Written by Gabby Rivera
Art by Joe Quinones, Joe Rivera, Paolo Rivera & Jose Villarrubia
Lettering by Travis Lanham
Published by Marvel Comics
‘Rama Rating: 9 out of 10
"The change is here. It’s right now. It’s going to wreck everything. And you will be so much better for it."
It’s 2017 and a queer Latina superhero has her own solo title at a Big Two publisher. Let that sink in.
In writer Gabby Rivera’s first comic book outing, she proves that she has a clear understanding of storytelling above all else, even if there are some rough edges to smooth out in the delivery. Thankfully, she’s got a stellar creative team in penciller Joe Quinones, father-son inkers Joe and Paolo Rivera, colorist Jose Villarrubia and letterer/designer Travis Lanham. The story itself is a bit of a throwback - a story that feels a little bit Silver Age-y in tone but still modern in execution - but America is a character that has rapidly built a fanbase since her debut in Vengeance #1 and her rise through the ranks of Marvel’s younger heroes is proof that a solo outing is more than deserved.
Comic books have chewed up and spit out more than a few writers, even ones who have been working at the medium for a while. But good writers are able to adapt, and that’s what Gabby Rivera does here. She starts the book out with America in a very familiar place - leading the Ultimates - and that allows her to familiarize readers with the kind of hero that America is, seamlessly integrating some of her backstory into the proceedings through a few inner monologue boxes that don’t slow down the pace or interfere with the art. There’s a really natural flow to it. This is the right way to execute Stan Lee’s idea that any comic could be someone’s first rather than overwhelming readers with recaps and exposition. America can clearly hold her own with Monica Rambeau and Carol Danvers. She’s respected by Black Panther and Blue Marvel. She’s strong and resilient and has a wariness about her that makes her a bit wise beyond her years. The concept of the title overall is pretty expansive, but it allows the book to go a lot of different directions. And if America #1 was just that, it would be a solid superhero book and a statement on its own. But thankfully, it’s not.
Rivera doesn’t shy away from any aspect of America’s character, specifically her heritage and sexuality.

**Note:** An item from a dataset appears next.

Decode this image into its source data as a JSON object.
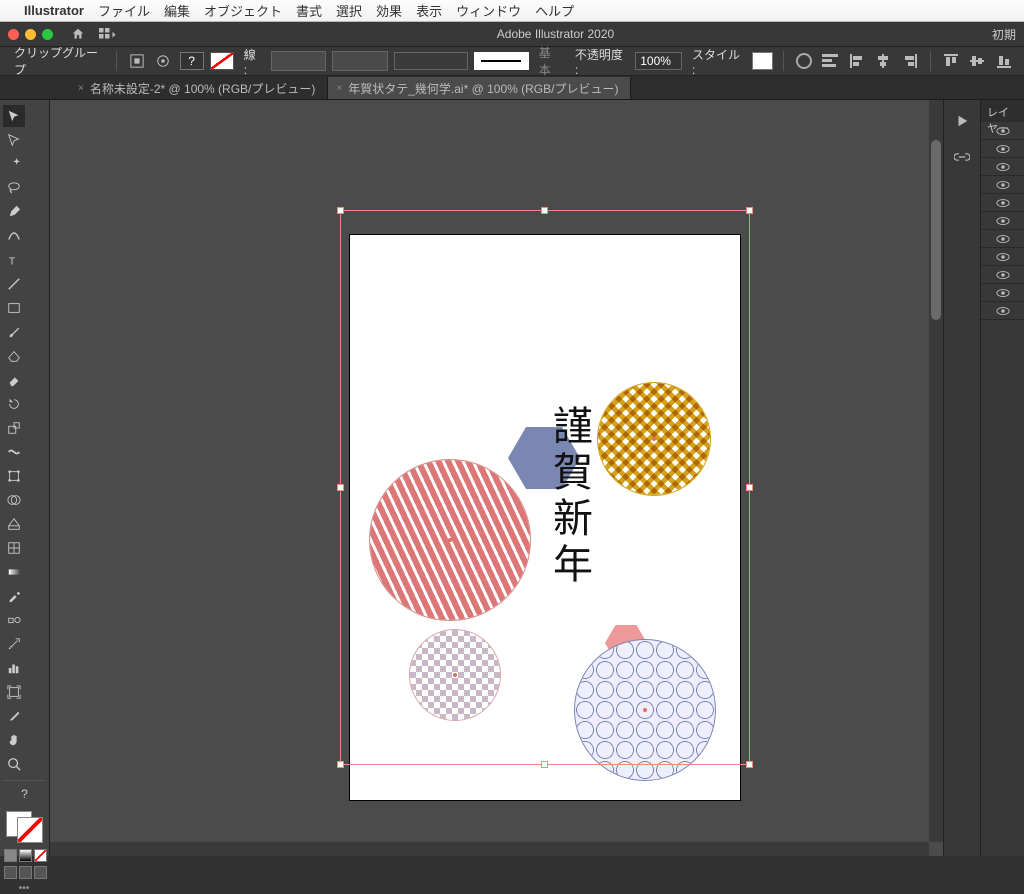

A big part of this story is about America heading off to college and inevitably that will have an effect on her relationships, namely her girlfriend Halloran. Comic books have a long history of beating around the bush when it comes to queer relationships, but it has been slowly getting better of late. America is part of that push to portray relationships realistically and the result is a pretty emotional scene between two people who just aren’t on the same page anymore.
With regards to her heritage, America slips some Spanish into her conversations fairly regularly, and she’s attending Sotomayor University. Eagle-eyed readers will note that the university’s slogan is borrowed from the Queen of Tejano herself, Selena - “Como La Flor Con Tanto Amor.” And the school features a diverse group of students including the slightly awkwardly introduced Fifth Element-themed sorority “Leelumultiplass Phi Theta Betas.” I love the idea but their introduction is overwhelmed by their wordy, rhyming dialogue.
The pacing of the issue takes a hit when America is late to class. (In fact, it feels like we as readers are as far behind as she suddenly is.) But Joe Quinones and the rest of the art team’s consistently great work throughout the book keeps that from really being a concern. Quinones’s work really embodies the best of what Marvel Comics have to offer. He’s able to deliver iconic action moments and really intense interpersonal ones. And his character designs are absolutely gorgeous. A lot of artists have a problem dressing their characters like real people but Quinones takes a lot of pride in giving even the silent background characters very unique looks. That kind of attention to details makes the world feel a lot more real especially when Rivera is making up large swaths of it. Character aesthetics help underline a character's personality and it goes past just wearing a superhero costume. Quinones also places an emphasis in all of his work on character expressions. There’s nothing more effective in visual storytelling than being able to have a character give a really cutting side-eye or huge smile. It makes Rivera’s script feel more visceral when it needs to be.
Cynics will be quick to decry Marvel’s push for diversity as a cash-grab, a hollow gesture fueled by capitalism, the disease of political correctness infecting comics, or the last gasps of a company struggling to remain relevant as comic book sales continue to dip. At this point, those arguments are so boring. They don’t want legacy heroes, but they’ll still complain when new characters are created. Regardless of Marvel's reasons, America Chavez has her own solo title, complete with a notable creative team and solid conceit. It’s a triumphant debut that almost dares readers not to be entertained.
The change is here. It’s right now. It’s going to wreck everything. And comic books will be so much better for it.